> [Data in this exercise]
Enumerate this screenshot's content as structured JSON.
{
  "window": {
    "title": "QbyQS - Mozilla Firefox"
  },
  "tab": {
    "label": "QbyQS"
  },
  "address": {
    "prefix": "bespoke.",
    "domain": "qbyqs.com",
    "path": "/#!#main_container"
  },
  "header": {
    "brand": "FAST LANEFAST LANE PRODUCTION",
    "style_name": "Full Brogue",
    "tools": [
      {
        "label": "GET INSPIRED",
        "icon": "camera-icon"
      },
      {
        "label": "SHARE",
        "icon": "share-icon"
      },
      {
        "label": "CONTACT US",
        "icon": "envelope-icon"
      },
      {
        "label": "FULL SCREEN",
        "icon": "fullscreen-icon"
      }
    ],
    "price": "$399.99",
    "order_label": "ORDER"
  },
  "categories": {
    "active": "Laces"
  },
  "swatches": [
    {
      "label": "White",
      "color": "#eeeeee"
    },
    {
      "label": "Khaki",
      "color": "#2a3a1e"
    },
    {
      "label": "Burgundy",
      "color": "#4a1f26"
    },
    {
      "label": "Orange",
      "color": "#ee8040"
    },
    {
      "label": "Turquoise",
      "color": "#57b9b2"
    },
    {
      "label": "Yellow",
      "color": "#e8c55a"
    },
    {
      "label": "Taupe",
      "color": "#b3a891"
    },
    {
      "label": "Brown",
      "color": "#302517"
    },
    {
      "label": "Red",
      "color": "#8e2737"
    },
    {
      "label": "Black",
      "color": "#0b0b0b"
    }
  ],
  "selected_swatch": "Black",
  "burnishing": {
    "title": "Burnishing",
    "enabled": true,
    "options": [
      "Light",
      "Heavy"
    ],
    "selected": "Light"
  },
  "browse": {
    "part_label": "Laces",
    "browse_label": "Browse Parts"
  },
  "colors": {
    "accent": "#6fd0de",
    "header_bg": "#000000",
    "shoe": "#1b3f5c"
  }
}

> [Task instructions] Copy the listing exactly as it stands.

> [Output]
Enumerate this screenshot's content as structured JSON.
{
  "window": {
    "title": "QbyQS - Mozilla Firefox"
  },
  "tab": {
    "label": "QbyQS"
  },
  "address": {
    "prefix": "bespoke.",
    "domain": "qbyqs.com",
    "path": "/#!#main_container"
  },
  "header": {
    "brand": "FAST LANEFAST LANE PRODUCTION",
    "style_name": "Full Brogue",
    "tools": [
      {
        "label": "GET INSPIRED",
        "icon": "camera-icon"
      },
      {
        "label": "SHARE",
        "icon": "share-icon"
      },
      {
        "label": "CONTACT US",
        "icon": "envelope-icon"
      },
      {
        "label": "FULL SCREEN",
        "icon": "fullscreen-icon"
      }
    ],
    "price": "$399.99",
    "order_label": "ORDER"
  },
  "categories": {
    "active": "Laces"
  },
  "swatches": [
    {
      "label": "White",
      "color": "#eeeeee"
    },
    {
      "label": "Khaki",
      "color": "#2a3a1e"
    },
    {
      "label": "Burgundy",
      "color": "#4a1f26"
    },
    {
      "label": "Orange",
      "color": "#ee8040"
    },
    {
      "label": "Turquoise",
      "color": "#57b9b2"
    },
    {
      "label": "Yellow",
      "color": "#e8c55a"
    },
    {
      "label": "Taupe",
      "color": "#b3a891"
    },
    {
      "label": "Brown",
      "color": "#302517"
    },
    {
      "label": "Red",
      "color": "#8e2737"
    },
    {
      "label": "Black",
      "color": "#0b0b0b"
    }
  ],
  "selected_swatch": "Black",
  "burnishing": {
    "title": "Burnishing",
    "enabled": true,
    "options": [
      "Light",
      "Heavy"
    ],
    "selected": "Light"
  },
  "browse": {
    "part_label": "Laces",
    "browse_label": "Browse Parts"
  },
  "colors": {
    "accent": "#6fd0de",
    "header_bg": "#000000",
    "shoe": "#1b3f5c"
  }
}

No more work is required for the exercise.